  18. Operating limit evaluation for disposal of uranium enrichment plant wastes

    SciTech Connect (OSTI)

    Lee, D.W.; Kocher, D.C.; Wang, J.C.

    1996-02-01T23:59:59.000Z
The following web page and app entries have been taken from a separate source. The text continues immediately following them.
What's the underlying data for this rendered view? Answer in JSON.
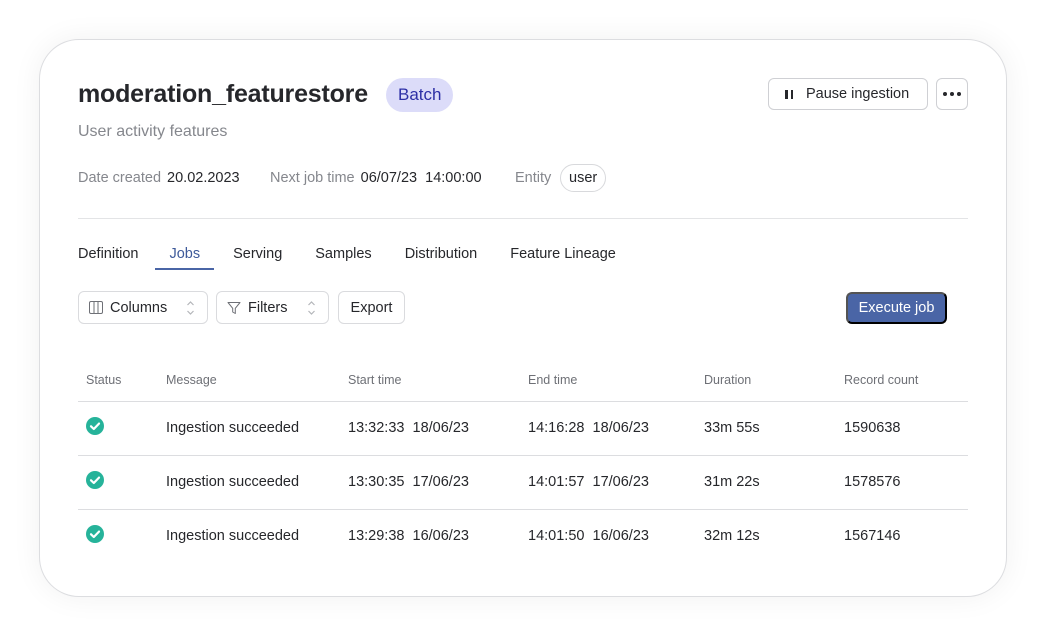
{
  "header": {
    "title": "moderation_featurestore",
    "type_badge": "Batch",
    "subtitle": "User activity features",
    "pause_button_label": "Pause ingestion",
    "more_button_icon": "more-horizontal-icon"
  },
  "meta": {
    "date_created_label": "Date created",
    "date_created_value": "20.02.2023",
    "next_job_label": "Next job time",
    "next_job_date": "06/07/23",
    "next_job_time": "14:00:00",
    "entity_label": "Entity",
    "entity_value": "user"
  },
  "tabs": [
    {
      "label": "Definition",
      "active": false
    },
    {
      "label": "Jobs",
      "active": true
    },
    {
      "label": "Serving",
      "active": false
    },
    {
      "label": "Samples",
      "active": false
    },
    {
      "label": "Distribution",
      "active": false
    },
    {
      "label": "Feature Lineage",
      "active": false
    }
  ],
  "toolbar": {
    "columns_label": "Columns",
    "filters_label": "Filters",
    "export_label": "Export",
    "execute_label": "Execute job"
  },
  "colors": {
    "accent": "#4a65a6",
    "success": "#26b39a",
    "badge_bg": "#dcdcf9",
    "badge_text": "#2d2fa6"
  },
  "table": {
    "columns": [
      "Status",
      "Message",
      "Start time",
      "End time",
      "Duration",
      "Record count"
    ],
    "rows": [
      {
        "status": "success",
        "message": "Ingestion succeeded",
        "start_time": "13:32:33",
        "start_date": "18/06/23",
        "end_time": "14:16:28",
        "end_date": "18/06/23",
        "duration": "33m 55s",
        "record_count": "1590638"
      },
      {
        "status": "success",
        "message": "Ingestion succeeded",
        "start_time": "13:30:35",
        "start_date": "17/06/23",
        "end_time": "14:01:57",
        "end_date": "17/06/23",
        "duration": "31m 22s",
        "record_count": "1578576"
      },
      {
        "status": "success",
        "message": "Ingestion succeeded",
        "start_time": "13:29:38",
        "start_date": "16/06/23",
        "end_time": "14:01:50",
        "end_date": "16/06/23",
        "duration": "32m 12s",
        "record_count": "1567146"
      }
    ]
  }
}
    A proposed solid waste landfill at Paducah Gaseous Diffusion Plant (PGDP) will accept wastes generated during normal plant operations that are considered to be non-radioactive. However, nearly all solid waste from any source or facility contains small amounts of radioactive material, due to the presence in most materials of trace quantities of such naturally occurring radionuclides as uranium and thorium. This paper describes an evaluation of operating limits, which are protective of public health and the environment, that would allow waste materials containing small amounts of radioactive material to be sent to a new solid waste landfill at PGDP. The operating limits are expressed as limits on concentrations of radionuclides in waste materials that could be sent to the landfill based on a site-specific analysis of the performance of the facility. These limits are advantageous to PGDP and DOE for several reasons. Most importantly, substantial cost savings in the management of waste is achieved. In addition, certain liabilities that could result from shipment of wastes to a commercial off-site solid waste landfill are avoided. Finally, assurance that disposal operations at the PGDP landfill are protective of public health and the environment is provided by establishing verifiable operating limits for small amounts of radioactive material; rather than relying solely on administrative controls. The operating limit determined in this study has been presented to the Commonwealth of Kentucky and accepted as a condition to be attached to the operating permit for the solid waste landfill.

  19. Self-organized Nano-lens Arrays by Intensified Dewetting of Electron Beam Modified Polymer Thin-films

    E-Print Network [OSTI]

    Ankur Verma; Ashutosh Sharma

    2011-09-18T23:59:59.000Z

    Sub-100 nm polymeric spherical plano-convex nano-lens arrays are fabricated using short electron beam exposures to selectively modify the ultrathin (films, followed by their intensified self-organized dewetting under an aqueous-organic mixture. A short exposure to e-beam locally modifies the polymer chains to effectively change the viscosity of the film in small domains, thus bringing in the dynamical dewetting contrast in the film that produces aligned and ordered dewetted nanostructures. Both negative and positive e-beam tone polymers are thus used to produce array of nano-lenses. The intensified self-organized dewetting under a water-organic solvent mixture overcomes the limitations on surface tension and dewetting force and thus facilitates the formation of sub-100 nm diameter polymer nanolenses of tunable curvature. By varying the extent of e-beam exposure, various configurations from isolated to connected nano-lens arrays can be fabricated.

  20. Annex I ITER Organization Service Contract General Conditions...

    Broader source: All U.S. Department of Energy (DOE) Office Webpages (Extended Search)

    Annex I ITER Organization Service Contract General Conditions (2014) Page 1 of 21 GENERAL CONDITIONS FOR ITER ORGANIZATION SERVICE CONTRACTS (2014) Definitions...